Female participation in football youth leagues is rare. In 2003, 11-year-old quarterback Jasmine Plummer led her Harvey, Ill., team to victory in the Pop Warner Super Bowl, and last fall, a highlight reel of 9-year-old Sam Gordon playing in her all-boys league in Utah went viral. Gordon was one of the signees on Caroline's petition.
In September, Florida teenager Erin DiMeglio made headlines when she played backup quarterback for her high school's varsity team, and in 2003, Katie Hnida became the first woman to score in an NCAA Division I game when she kicked an extra point for the University of New Mexico.
The ban on girls playing CYO football in Philadelphia dated back at least several years. In 2004, Ashley Brown, then a 5-foot-4 sixth grader from Upper Darby, was not allowed to play.
Brown said she was proud of Caroline for continuing to fight the ban. Asked if it bothered her that the rule was changed almost a decade after she wanted to play, she didn't hesitate.
"Not at all," she said. "Sometimes just a couple things make a difference, and it was all her."
The archdiocese left some wiggle room: According to the statement, the ruling is provisional, and will be "reviewed and revised in the coming seasons, as judged appropriate by the archdiocese."
But George Pla said he was hopeful that his daughter left a mark that will have an impact beyond her own ability to play.
"The good news is, this year, or next year, or two years from now, if there's someone who wants to play, they'll be able to play," he said. "Even if she's a she."
And Caroline, who said she would forgo a celebratory dinner Thursday to attend her basketball banquet, said she would carry this experience with her for years.
"I did learn a really important lesson in life," she said. "If there's something you don't like, you can change it. In the end, it can turn out the way that you want."

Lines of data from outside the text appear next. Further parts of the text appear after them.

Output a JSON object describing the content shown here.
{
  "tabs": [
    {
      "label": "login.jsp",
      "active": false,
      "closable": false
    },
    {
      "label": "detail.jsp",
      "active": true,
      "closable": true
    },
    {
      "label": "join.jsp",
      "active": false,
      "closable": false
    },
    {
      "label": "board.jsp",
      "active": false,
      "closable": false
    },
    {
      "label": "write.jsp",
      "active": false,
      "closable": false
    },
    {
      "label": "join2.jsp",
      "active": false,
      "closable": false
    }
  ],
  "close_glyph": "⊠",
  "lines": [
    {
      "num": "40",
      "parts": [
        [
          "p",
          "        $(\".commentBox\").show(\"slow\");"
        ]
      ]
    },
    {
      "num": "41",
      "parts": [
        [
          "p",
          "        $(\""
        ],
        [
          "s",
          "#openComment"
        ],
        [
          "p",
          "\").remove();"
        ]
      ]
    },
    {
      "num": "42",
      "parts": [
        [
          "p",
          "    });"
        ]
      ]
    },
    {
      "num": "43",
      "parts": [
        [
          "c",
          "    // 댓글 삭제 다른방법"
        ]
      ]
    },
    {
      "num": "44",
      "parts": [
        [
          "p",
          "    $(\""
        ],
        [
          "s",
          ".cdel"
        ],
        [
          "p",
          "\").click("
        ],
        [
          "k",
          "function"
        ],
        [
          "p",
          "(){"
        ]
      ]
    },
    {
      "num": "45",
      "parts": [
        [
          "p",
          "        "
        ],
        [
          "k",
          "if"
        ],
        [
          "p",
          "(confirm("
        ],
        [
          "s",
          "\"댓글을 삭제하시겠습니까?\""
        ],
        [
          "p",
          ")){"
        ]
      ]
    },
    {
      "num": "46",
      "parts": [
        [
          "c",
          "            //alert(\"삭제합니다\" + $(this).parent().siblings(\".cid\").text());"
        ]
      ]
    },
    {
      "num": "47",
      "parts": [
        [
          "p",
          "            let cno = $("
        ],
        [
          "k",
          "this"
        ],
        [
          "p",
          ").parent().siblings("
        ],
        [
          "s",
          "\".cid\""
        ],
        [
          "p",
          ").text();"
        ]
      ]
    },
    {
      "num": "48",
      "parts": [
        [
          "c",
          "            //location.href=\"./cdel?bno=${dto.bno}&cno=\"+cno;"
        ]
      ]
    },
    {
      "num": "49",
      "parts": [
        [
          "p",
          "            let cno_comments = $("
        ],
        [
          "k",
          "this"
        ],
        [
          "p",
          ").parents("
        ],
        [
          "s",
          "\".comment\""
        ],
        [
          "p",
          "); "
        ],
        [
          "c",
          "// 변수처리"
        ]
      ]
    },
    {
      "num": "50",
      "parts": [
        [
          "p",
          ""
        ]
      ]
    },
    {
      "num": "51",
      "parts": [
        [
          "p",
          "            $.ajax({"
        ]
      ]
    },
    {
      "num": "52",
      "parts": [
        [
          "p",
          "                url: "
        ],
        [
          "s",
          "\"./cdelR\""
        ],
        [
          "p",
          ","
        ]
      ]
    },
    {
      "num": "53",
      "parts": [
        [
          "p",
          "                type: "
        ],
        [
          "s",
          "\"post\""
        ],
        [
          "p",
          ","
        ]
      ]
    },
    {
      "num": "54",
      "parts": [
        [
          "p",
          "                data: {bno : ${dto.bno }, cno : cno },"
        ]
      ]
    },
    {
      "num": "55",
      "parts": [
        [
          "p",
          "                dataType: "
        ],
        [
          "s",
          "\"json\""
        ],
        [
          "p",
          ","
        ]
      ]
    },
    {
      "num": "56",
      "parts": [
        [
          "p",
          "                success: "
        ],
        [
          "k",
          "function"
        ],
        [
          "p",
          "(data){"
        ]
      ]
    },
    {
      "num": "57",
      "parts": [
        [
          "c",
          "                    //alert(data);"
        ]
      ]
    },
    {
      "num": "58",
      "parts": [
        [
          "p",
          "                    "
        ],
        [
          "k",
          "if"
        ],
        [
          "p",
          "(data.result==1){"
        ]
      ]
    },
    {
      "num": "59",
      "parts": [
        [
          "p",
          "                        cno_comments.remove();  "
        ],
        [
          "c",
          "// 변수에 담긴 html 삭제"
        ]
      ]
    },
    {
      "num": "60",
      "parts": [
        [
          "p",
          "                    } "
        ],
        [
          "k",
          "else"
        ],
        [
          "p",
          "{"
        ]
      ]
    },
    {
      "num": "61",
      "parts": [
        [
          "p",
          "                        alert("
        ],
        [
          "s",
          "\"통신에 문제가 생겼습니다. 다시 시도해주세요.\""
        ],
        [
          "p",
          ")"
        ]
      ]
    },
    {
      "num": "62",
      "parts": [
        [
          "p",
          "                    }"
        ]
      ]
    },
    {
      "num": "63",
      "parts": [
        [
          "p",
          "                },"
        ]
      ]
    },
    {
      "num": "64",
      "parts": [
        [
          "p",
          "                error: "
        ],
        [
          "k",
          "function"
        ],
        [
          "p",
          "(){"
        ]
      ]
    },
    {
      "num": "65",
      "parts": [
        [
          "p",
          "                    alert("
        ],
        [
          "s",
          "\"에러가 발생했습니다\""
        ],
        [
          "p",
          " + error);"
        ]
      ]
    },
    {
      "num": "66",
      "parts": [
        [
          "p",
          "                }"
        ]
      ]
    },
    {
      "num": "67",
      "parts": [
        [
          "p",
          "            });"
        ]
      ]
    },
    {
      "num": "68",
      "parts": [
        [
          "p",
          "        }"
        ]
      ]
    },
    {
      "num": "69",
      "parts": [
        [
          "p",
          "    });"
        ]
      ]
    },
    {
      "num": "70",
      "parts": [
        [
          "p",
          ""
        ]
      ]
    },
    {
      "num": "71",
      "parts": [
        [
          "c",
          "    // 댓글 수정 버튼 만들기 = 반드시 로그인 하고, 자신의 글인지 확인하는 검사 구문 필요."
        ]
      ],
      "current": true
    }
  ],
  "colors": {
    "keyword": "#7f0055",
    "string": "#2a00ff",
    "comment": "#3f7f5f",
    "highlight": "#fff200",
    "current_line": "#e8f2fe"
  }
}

Contact Chris Palmer at 609-217-8305, email@example.com, or follow on Twitter @cs_palmer